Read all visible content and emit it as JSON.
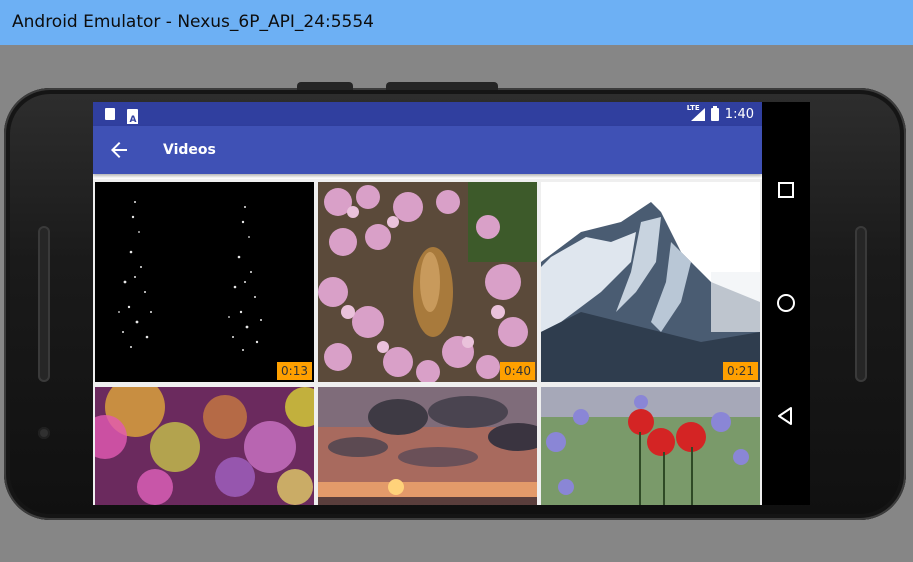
{
  "window": {
    "title": "Android Emulator - Nexus_6P_API_24:5554"
  },
  "statusbar": {
    "left_icons": [
      "sd-card-icon",
      "notification-icon"
    ],
    "right_icons": [
      "lte-signal-icon",
      "battery-icon"
    ],
    "network_label": "LTE",
    "time": "1:40"
  },
  "appbar": {
    "back_icon": "arrow-back-icon",
    "title": "Videos",
    "color": "#3f51b5",
    "status_color": "#303f9f"
  },
  "videos": [
    {
      "thumb": "water-sparkles-black",
      "duration": "0:13"
    },
    {
      "thumb": "butterfly-pink-flowers",
      "duration": "0:40"
    },
    {
      "thumb": "snowy-mountain-ridge",
      "duration": "0:21"
    },
    {
      "thumb": "bokeh-lights",
      "duration": ""
    },
    {
      "thumb": "sunset-clouds-sea",
      "duration": ""
    },
    {
      "thumb": "red-poppies-field",
      "duration": ""
    }
  ],
  "badge_color": "#ffa000",
  "navbar": {
    "buttons": [
      "recents-square-icon",
      "home-circle-icon",
      "back-triangle-icon"
    ]
  }
}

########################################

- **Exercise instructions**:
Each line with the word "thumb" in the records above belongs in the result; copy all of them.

- **Finished exercise**:
      "thumb": "water-sparkles-black",
      "thumb": "butterfly-pink-flowers",
      "thumb": "snowy-mountain-ridge",
      "thumb": "bokeh-lights",
      "thumb": "sunset-clouds-sea",
      "thumb": "red-poppies-field",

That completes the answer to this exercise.